Based on their definitions, resting metabolic rate is a better reference to the number of calories required for your daily energy requirements or your typical energy expenditure, as it accounts for almost all of your basic daily activities. Since they are almost similar, some fitness and nutrition experts often use both terms to refer to the same thing. However, the term RMR is more commonly used in articles, books, and research studies.
How to Estimate Your Basal Metabolic Rate?
While knowing your BMR doesn’t directly contribute to weight loss, it can help adjust your daily calorie intake and exercise goals to maintain your current weight or reach your goal weight. However, experts suggest that accurate BMR calculations can only be done in the laboratory with highly controlled environmental conditions.
Instead, people can have an accurate estimate of their RMR through online calculators like this one from Omni Calculator. Most of the calculators available online are based on the Revised Harris-Benedict formula or the Mifflin St Jeor equation. Simply input your sex, age, height, and weight to get an estimate of your daily caloric needs or typical resting energy expenditure to maintain, lose, or gain weight.
How Many Calories Do You Need Every Day?
Once you have an estimate of your BMR or RMR, the next step is to determine your daily calorie needs based on your lifestyle. Your TDEE or the number of calories you burn per day during everyday activities and exercise can be calculated by multiplying a certain number to your BMR.
- Sedentary – little to no exercise; BMR x 1.2
- Slightly active – one to three days a week of light exercise; BMR x 1.375
- Moderately active – three to five days a week of moderate exercise; BMR x 1.55
- Active – six to seven days a week of intense exercise; BMR x 1.725
- Very active – six to seven days a week of very intense exercise or you have a physically demanding job; BMR x 1.9

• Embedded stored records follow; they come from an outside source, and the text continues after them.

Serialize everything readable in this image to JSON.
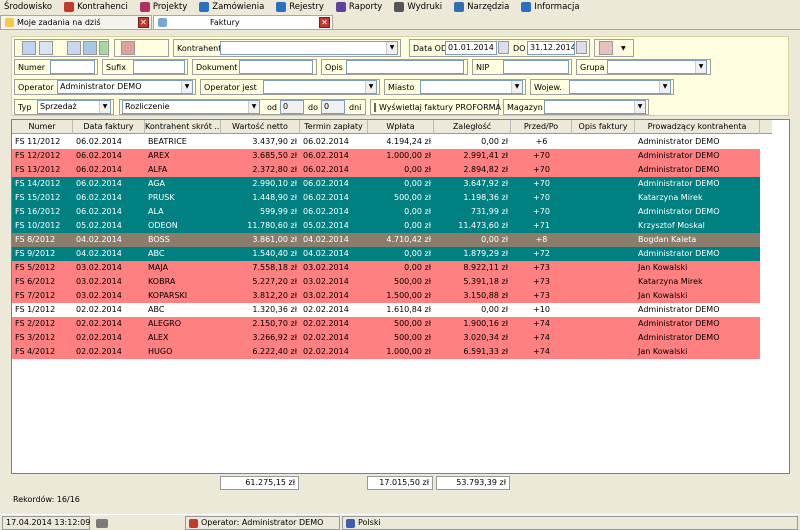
{
  "menu": [
    {
      "label": "Środowisko",
      "icon": "none"
    },
    {
      "label": "Kontrahenci",
      "icon": "person-icon",
      "color": "#c0392b"
    },
    {
      "label": "Projekty",
      "icon": "projects-icon",
      "color": "#b03060"
    },
    {
      "label": "Zamówienia",
      "icon": "orders-icon",
      "color": "#2a70c0"
    },
    {
      "label": "Rejestry",
      "icon": "register-icon",
      "color": "#2a70c0"
    },
    {
      "label": "Raporty",
      "icon": "reports-icon",
      "color": "#6040a0"
    },
    {
      "label": "Wydruki",
      "icon": "printer-icon",
      "color": "#555555"
    },
    {
      "label": "Narzędzia",
      "icon": "tools-icon",
      "color": "#3070b0"
    },
    {
      "label": "Informacja",
      "icon": "info-icon",
      "color": "#2a70c0"
    }
  ],
  "tabs": [
    {
      "label": "Moje zadania na dziś",
      "close": "✕"
    },
    {
      "label": "Faktury",
      "close": "✕"
    }
  ],
  "filters": {
    "kontrahent_label": "Kontrahent",
    "kontrahent_value": "",
    "date_from_label": "Data OD",
    "date_from": "01.01.2014",
    "date_to_label": "DO",
    "date_to": "31.12.2014",
    "numer_label": "Numer",
    "sufix_label": "Sufix",
    "dokument_label": "Dokument",
    "opis_label": "Opis",
    "nip_label": "NIP",
    "grupa_label": "Grupa",
    "operator_label": "Operator",
    "operator_value": "Administrator DEMO",
    "operator_jest_label": "Operator jest",
    "miasto_label": "Miasto",
    "wojew_label": "Wojew.",
    "typ_label": "Typ",
    "typ_value": "Sprzedaż",
    "rozliczenie_value": "Rozliczenie",
    "od_label": "od",
    "od_value": "0",
    "do_label": "do",
    "do_value": "0",
    "dni_label": "dni",
    "proforma_label": "Wyświetlaj faktury PROFORMA",
    "magazyn_label": "Magazyn"
  },
  "columns": [
    "Numer",
    "Data faktury",
    "Kontrahent skrót ...",
    "Wartość netto",
    "Termin zapłaty",
    "Wpłata",
    "Zaległość",
    "Przed/Po",
    "Opis faktury",
    "Prowadzący kontrahenta"
  ],
  "rows": [
    {
      "numer": "FS 11/2012",
      "data": "06.02.2014",
      "kontrahent": "BEATRICE",
      "netto": "3.437,90 zł",
      "termin": "06.02.2014",
      "wplata": "4.194,24 zł",
      "zaleglosc": "0,00 zł",
      "przedpo": "+6",
      "opis": "",
      "prowadzacy": "Administrator DEMO",
      "bg": "#ffffff",
      "fg": "#000000"
    },
    {
      "numer": "FS 12/2012",
      "data": "06.02.2014",
      "kontrahent": "AREX",
      "netto": "3.685,50 zł",
      "termin": "06.02.2014",
      "wplata": "1.000,00 zł",
      "zaleglosc": "2.991,41 zł",
      "przedpo": "+70",
      "opis": "",
      "prowadzacy": "Administrator DEMO",
      "bg": "#ff8080",
      "fg": "#000000"
    },
    {
      "numer": "FS 13/2012",
      "data": "06.02.2014",
      "kontrahent": "ALFA",
      "netto": "2.372,80 zł",
      "termin": "06.02.2014",
      "wplata": "0,00 zł",
      "zaleglosc": "2.894,82 zł",
      "przedpo": "+70",
      "opis": "",
      "prowadzacy": "Administrator DEMO",
      "bg": "#ff8080",
      "fg": "#000000"
    },
    {
      "numer": "FS 14/2012",
      "data": "06.02.2014",
      "kontrahent": "AGA",
      "netto": "2.990,10 zł",
      "termin": "06.02.2014",
      "wplata": "0,00 zł",
      "zaleglosc": "3.647,92 zł",
      "przedpo": "+70",
      "opis": "",
      "prowadzacy": "Administrator DEMO",
      "bg": "#008080",
      "fg": "#ffffff"
    },
    {
      "numer": "FS 15/2012",
      "data": "06.02.2014",
      "kontrahent": "PRUSK",
      "netto": "1.448,90 zł",
      "termin": "06.02.2014",
      "wplata": "500,00 zł",
      "zaleglosc": "1.198,36 zł",
      "przedpo": "+70",
      "opis": "",
      "prowadzacy": "Katarzyna Mirek",
      "bg": "#008080",
      "fg": "#ffffff"
    },
    {
      "numer": "FS 16/2012",
      "data": "06.02.2014",
      "kontrahent": "ALA",
      "netto": "599,99 zł",
      "termin": "06.02.2014",
      "wplata": "0,00 zł",
      "zaleglosc": "731,99 zł",
      "przedpo": "+70",
      "opis": "",
      "prowadzacy": "Administrator DEMO",
      "bg": "#008080",
      "fg": "#ffffff"
    },
    {
      "numer": "FS 10/2012",
      "data": "05.02.2014",
      "kontrahent": "ODEON",
      "netto": "11.780,60 zł",
      "termin": "05.02.2014",
      "wplata": "0,00 zł",
      "zaleglosc": "11.473,60 zł",
      "przedpo": "+71",
      "opis": "",
      "prowadzacy": "Krzysztof Moskal",
      "bg": "#008080",
      "fg": "#ffffff"
    },
    {
      "numer": "FS 8/2012",
      "data": "04.02.2014",
      "kontrahent": "BOSS",
      "netto": "3.861,00 zł",
      "termin": "04.02.2014",
      "wplata": "4.710,42 zł",
      "zaleglosc": "0,00 zł",
      "przedpo": "+8",
      "opis": "",
      "prowadzacy": "Bogdan Kaleta",
      "bg": "#8b7d6b",
      "fg": "#ffffff"
    },
    {
      "numer": "FS 9/2012",
      "data": "04.02.2014",
      "kontrahent": "ABC",
      "netto": "1.540,40 zł",
      "termin": "04.02.2014",
      "wplata": "0,00 zł",
      "zaleglosc": "1.879,29 zł",
      "przedpo": "+72",
      "opis": "",
      "prowadzacy": "Administrator DEMO",
      "bg": "#008080",
      "fg": "#ffffff"
    },
    {
      "numer": "FS 5/2012",
      "data": "03.02.2014",
      "kontrahent": "MAJA",
      "netto": "7.558,18 zł",
      "termin": "03.02.2014",
      "wplata": "0,00 zł",
      "zaleglosc": "8.922,11 zł",
      "przedpo": "+73",
      "opis": "",
      "prowadzacy": "Jan Kowalski",
      "bg": "#ff8080",
      "fg": "#000000"
    },
    {
      "numer": "FS 6/2012",
      "data": "03.02.2014",
      "kontrahent": "KOBRA",
      "netto": "5.227,20 zł",
      "termin": "03.02.2014",
      "wplata": "500,00 zł",
      "zaleglosc": "5.391,18 zł",
      "przedpo": "+73",
      "opis": "",
      "prowadzacy": "Katarzyna Mirek",
      "bg": "#ff8080",
      "fg": "#000000"
    },
    {
      "numer": "FS 7/2012",
      "data": "03.02.2014",
      "kontrahent": "KOPARSKI",
      "netto": "3.812,20 zł",
      "termin": "03.02.2014",
      "wplata": "1.500,00 zł",
      "zaleglosc": "3.150,88 zł",
      "przedpo": "+73",
      "opis": "",
      "prowadzacy": "Jan Kowalski",
      "bg": "#ff8080",
      "fg": "#000000"
    },
    {
      "numer": "FS 1/2012",
      "data": "02.02.2014",
      "kontrahent": "ABC",
      "netto": "1.320,36 zł",
      "termin": "02.02.2014",
      "wplata": "1.610,84 zł",
      "zaleglosc": "0,00 zł",
      "przedpo": "+10",
      "opis": "",
      "prowadzacy": "Administrator DEMO",
      "bg": "#ffffff",
      "fg": "#000000"
    },
    {
      "numer": "FS 2/2012",
      "data": "02.02.2014",
      "kontrahent": "ALEGRO",
      "netto": "2.150,70 zł",
      "termin": "02.02.2014",
      "wplata": "500,00 zł",
      "zaleglosc": "1.900,16 zł",
      "przedpo": "+74",
      "opis": "",
      "prowadzacy": "Administrator DEMO",
      "bg": "#ff8080",
      "fg": "#000000"
    },
    {
      "numer": "FS 3/2012",
      "data": "02.02.2014",
      "kontrahent": "ALEX",
      "netto": "3.266,92 zł",
      "termin": "02.02.2014",
      "wplata": "500,00 zł",
      "zaleglosc": "3.020,34 zł",
      "przedpo": "+74",
      "opis": "",
      "prowadzacy": "Administrator DEMO",
      "bg": "#ff8080",
      "fg": "#000000"
    },
    {
      "numer": "FS 4/2012",
      "data": "02.02.2014",
      "kontrahent": "HUGO",
      "netto": "6.222,40 zł",
      "termin": "02.02.2014",
      "wplata": "1.000,00 zł",
      "zaleglosc": "6.591,33 zł",
      "przedpo": "+74",
      "opis": "",
      "prowadzacy": "Jan Kowalski",
      "bg": "#ff8080",
      "fg": "#000000"
    }
  ],
  "totals": {
    "netto": "61.275,15 zł",
    "wplata": "17.015,50 zł",
    "zaleglosc": "53.793,39 zł"
  },
  "records": "Rekordów: 16/16",
  "status": {
    "datetime": "17.04.2014 13:12:09",
    "operator": "Operator: Administrator DEMO",
    "language": "Polski"
  }
}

Based on the formula above, if your BMR is 1,530 calories/day and you have a moderately active lifestyle, your TDEE is around 2,370 calories. The recommended calorie intake for healthy adults who want to maintain their weight is 2,500 for men and 2,000 for women.
With an online weight loss planner like this one from the National Institutes of Health (NIH), you can determine your ideal daily calorie intake if you want to maintain or lose weight in a certain amount of time. From our example above, you need to consume around 2,400 calories per day to maintain your weight (60 kg) and around 1,900 calories per day to lose 5 kg in 3 months.
Lose Weight with Your Basal Metabolic Rate
If your goal is to lose weight, you need to take in fewer calories than what you burn. Depending on your BMR that is unique to you, you should aim for a daily calorie deficit of no more than 500 calories to promote steady and sustainable weight loss while still staying within your BMR.
With this, you can expect to lose around 0.5 to 1 kg (1 to 2 lbs) per week until you reach your desired weight, which is considered healthy and sustainable. Adding increased exercise in your daily physical activities can help you build muscle mass to boost your metabolism.
Our nutrition and fitness experts at Beltline Health are committed to helping thousands of our patients struggling with their weight and weight-related health conditions by providing professional advice and guidance in assessing each individual’s daily calorie needs, setting realistic short-term and long-term weight goals, and developing a simple weight loss plan to promote healthy eating habits and lifestyle choices.
Watch our free weight loss online seminar where we’ll go over the basics of weight loss and the different weight loss solutions we offer to help our patients lose weight and keep it off. For more information, click here to schedule a consultation with one of our health care professionals or call us at (470) 419-4380.